We set up our equipment in a tiny visiting room. There are exactly three chairs and a faux wood folding table.  Inmates who are not generally considered to be a problem are allowed to come here, with the priviledge of more privacy than is afforded others. More dangerous types use the single plexiglass boxes with phone connections in the room next to us.
I’m unsure of what to expect when I meet our interviewee. After all, he shot a man to death by firing 10 bullets at him and hitting him with 50% of them. The man bled out on the floor in front of him and his drug addicted daughter as he shakily dialed 911.
We’re here because there’s more to the story; the man believed his daughter was one injection away from an overdose; that the boyfriend had threatened to “make her disappear” as revenge for the parents intervening in the relationship. The father told us that when he arrived at the boyfriend’s house, he was threatened, and the boyfriend, a former bodybuilder, charged at him.
In so many ways this could be a self defense case. The jury didn’t see it that way.
The father shuffles towards the door with his head bowed, looking at the floor. He’s not wearing handcuffs or orange coveralls, but simple jeans, a white t-shirt and black runners. His red hair is still visible among the grey; mostly poking though his full beard. He definitely looks like the Scottsman he is. Dressed this way, he could be a plumber or a carpenter.  Instead, in this context, he is simply his label; a killer, an inmate, a man to be locked up

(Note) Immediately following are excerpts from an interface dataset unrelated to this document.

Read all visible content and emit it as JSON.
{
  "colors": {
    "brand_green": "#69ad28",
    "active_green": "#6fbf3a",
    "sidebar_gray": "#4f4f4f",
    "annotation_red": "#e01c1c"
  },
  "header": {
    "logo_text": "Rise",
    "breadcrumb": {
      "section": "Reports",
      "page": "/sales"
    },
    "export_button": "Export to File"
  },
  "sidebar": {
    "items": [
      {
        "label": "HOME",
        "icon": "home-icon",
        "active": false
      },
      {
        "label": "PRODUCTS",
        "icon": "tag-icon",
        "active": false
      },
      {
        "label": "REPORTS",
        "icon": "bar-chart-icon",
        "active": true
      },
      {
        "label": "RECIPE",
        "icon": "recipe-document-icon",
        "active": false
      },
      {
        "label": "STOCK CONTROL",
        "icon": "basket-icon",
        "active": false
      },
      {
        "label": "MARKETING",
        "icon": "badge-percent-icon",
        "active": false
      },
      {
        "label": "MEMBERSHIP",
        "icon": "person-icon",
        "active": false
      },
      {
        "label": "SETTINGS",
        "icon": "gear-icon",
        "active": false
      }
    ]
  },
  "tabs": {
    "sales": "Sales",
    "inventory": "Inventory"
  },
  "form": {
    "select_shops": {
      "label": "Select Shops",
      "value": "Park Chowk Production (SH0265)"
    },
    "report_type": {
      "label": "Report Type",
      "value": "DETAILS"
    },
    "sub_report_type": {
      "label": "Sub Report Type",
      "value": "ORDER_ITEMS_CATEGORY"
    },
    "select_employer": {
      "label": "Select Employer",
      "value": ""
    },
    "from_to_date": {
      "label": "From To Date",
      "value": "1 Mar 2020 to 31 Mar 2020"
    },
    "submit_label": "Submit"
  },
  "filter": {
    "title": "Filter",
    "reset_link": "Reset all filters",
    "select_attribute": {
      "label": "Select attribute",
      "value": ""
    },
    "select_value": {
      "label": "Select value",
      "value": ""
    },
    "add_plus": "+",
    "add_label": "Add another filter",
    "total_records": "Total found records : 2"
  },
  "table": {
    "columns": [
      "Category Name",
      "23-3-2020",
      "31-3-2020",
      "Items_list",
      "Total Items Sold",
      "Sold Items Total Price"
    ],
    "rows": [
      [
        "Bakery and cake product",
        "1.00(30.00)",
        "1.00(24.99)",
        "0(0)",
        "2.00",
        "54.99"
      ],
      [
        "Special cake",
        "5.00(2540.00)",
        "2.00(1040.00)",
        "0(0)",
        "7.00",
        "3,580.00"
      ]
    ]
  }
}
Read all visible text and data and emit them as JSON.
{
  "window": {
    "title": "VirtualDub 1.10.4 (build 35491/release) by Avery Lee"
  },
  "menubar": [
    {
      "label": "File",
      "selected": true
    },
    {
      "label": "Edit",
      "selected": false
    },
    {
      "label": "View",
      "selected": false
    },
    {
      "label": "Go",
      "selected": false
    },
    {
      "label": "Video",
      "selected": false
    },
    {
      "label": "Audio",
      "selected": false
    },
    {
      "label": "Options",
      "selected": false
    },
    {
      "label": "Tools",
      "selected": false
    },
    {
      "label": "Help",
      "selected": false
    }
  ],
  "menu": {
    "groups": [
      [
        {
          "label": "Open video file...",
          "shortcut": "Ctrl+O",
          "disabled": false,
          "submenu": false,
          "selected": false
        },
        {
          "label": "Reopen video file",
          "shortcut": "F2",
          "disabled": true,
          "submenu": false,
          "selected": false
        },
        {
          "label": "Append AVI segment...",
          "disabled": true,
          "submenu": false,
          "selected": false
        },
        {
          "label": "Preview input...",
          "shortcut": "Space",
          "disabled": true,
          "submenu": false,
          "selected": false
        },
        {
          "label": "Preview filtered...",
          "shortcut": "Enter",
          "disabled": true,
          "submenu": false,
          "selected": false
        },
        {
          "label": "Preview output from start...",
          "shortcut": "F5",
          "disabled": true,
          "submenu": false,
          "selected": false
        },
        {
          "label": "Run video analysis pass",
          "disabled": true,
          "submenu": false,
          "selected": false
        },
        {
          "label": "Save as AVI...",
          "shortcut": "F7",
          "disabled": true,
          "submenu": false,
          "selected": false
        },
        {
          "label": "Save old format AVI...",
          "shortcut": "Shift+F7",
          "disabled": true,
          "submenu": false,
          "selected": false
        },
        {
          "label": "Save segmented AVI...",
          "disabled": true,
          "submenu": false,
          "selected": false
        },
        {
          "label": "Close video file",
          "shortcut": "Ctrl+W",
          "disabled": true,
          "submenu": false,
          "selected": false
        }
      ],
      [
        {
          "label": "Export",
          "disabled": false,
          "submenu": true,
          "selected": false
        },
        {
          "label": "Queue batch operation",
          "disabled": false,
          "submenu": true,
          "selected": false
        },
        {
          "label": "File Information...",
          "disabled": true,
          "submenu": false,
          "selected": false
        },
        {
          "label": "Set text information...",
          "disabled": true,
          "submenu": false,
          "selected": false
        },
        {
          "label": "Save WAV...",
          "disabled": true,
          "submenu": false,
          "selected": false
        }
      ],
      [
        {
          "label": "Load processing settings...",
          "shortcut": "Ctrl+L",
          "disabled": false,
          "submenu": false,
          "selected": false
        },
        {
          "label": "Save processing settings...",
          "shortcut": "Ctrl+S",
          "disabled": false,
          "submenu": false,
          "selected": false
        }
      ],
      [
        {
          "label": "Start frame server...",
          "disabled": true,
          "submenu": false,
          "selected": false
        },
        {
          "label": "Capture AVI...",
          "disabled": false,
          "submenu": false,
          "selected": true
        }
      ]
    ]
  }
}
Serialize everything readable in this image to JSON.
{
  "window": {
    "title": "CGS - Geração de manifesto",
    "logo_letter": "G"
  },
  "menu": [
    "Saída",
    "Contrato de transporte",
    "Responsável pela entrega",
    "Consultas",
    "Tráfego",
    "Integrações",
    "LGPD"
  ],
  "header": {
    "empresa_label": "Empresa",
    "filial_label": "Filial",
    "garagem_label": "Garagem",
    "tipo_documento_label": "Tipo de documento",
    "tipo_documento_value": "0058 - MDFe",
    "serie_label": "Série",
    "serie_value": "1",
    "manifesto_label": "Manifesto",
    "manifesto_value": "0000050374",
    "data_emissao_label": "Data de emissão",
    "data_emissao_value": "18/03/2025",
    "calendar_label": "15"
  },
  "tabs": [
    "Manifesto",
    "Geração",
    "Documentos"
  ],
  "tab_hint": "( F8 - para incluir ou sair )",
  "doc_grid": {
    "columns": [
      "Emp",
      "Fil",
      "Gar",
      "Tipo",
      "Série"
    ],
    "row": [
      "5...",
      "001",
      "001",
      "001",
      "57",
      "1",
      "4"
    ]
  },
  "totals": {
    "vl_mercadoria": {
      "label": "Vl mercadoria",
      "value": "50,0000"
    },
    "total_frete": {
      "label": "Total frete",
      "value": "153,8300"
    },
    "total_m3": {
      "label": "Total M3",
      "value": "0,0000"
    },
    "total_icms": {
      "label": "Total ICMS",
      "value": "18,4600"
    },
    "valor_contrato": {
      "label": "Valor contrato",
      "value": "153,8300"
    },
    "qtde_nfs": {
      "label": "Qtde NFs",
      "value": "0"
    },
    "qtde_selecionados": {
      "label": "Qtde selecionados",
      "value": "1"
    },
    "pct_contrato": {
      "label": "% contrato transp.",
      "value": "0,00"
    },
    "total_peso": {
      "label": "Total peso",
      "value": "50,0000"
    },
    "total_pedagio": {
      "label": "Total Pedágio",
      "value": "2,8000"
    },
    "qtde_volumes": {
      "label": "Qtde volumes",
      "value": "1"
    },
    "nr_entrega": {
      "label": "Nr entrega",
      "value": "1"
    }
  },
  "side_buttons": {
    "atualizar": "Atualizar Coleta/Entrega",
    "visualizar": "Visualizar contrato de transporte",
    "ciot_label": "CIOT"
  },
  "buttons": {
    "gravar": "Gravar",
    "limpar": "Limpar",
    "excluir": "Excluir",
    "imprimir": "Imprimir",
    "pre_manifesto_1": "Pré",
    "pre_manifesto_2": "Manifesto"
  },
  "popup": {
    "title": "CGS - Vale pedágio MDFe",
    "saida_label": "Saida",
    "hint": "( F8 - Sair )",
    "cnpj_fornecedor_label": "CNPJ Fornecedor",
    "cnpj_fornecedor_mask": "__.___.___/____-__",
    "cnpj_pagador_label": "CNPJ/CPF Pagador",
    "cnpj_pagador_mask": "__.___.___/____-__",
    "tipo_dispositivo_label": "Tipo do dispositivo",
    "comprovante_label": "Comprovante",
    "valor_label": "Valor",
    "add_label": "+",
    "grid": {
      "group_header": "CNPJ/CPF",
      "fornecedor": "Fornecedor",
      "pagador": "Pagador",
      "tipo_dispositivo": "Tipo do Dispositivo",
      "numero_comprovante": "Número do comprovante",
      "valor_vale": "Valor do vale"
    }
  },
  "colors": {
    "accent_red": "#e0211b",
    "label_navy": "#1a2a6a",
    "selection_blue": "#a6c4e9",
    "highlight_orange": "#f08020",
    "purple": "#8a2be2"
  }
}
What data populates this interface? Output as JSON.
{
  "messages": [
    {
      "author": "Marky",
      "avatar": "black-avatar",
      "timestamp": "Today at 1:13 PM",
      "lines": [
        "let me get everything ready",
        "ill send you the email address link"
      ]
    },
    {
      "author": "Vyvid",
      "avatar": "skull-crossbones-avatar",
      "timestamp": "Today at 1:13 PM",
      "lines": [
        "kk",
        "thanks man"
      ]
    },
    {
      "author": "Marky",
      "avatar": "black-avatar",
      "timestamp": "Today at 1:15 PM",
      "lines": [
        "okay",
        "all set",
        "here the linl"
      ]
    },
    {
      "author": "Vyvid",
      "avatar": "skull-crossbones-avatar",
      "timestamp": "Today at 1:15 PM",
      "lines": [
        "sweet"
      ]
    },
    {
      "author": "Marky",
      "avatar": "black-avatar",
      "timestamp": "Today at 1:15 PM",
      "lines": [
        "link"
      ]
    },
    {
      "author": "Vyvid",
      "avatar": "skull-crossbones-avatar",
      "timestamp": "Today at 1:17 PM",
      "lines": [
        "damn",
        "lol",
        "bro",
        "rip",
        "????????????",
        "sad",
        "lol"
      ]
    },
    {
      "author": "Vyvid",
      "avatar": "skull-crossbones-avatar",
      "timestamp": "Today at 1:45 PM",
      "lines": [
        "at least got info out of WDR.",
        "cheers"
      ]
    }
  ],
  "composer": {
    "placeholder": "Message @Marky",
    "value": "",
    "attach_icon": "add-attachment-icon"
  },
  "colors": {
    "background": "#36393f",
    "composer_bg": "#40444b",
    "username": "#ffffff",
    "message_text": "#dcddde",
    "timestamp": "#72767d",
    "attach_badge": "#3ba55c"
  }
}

and kept from society.

We shake hands; I can see he’s visibly nervous. His hands shake, his voice quivers, his eyes dart. He sits and fidgets with one rolled up pant cuff.
I can tell he’s frightened. The camera and bright lights will do that to people.

How interesting that a man convicted of murder is afraid of me, and the questions I’m about to ask him beside the unblinking eye of the video camera.

-Originally written for friends in 2006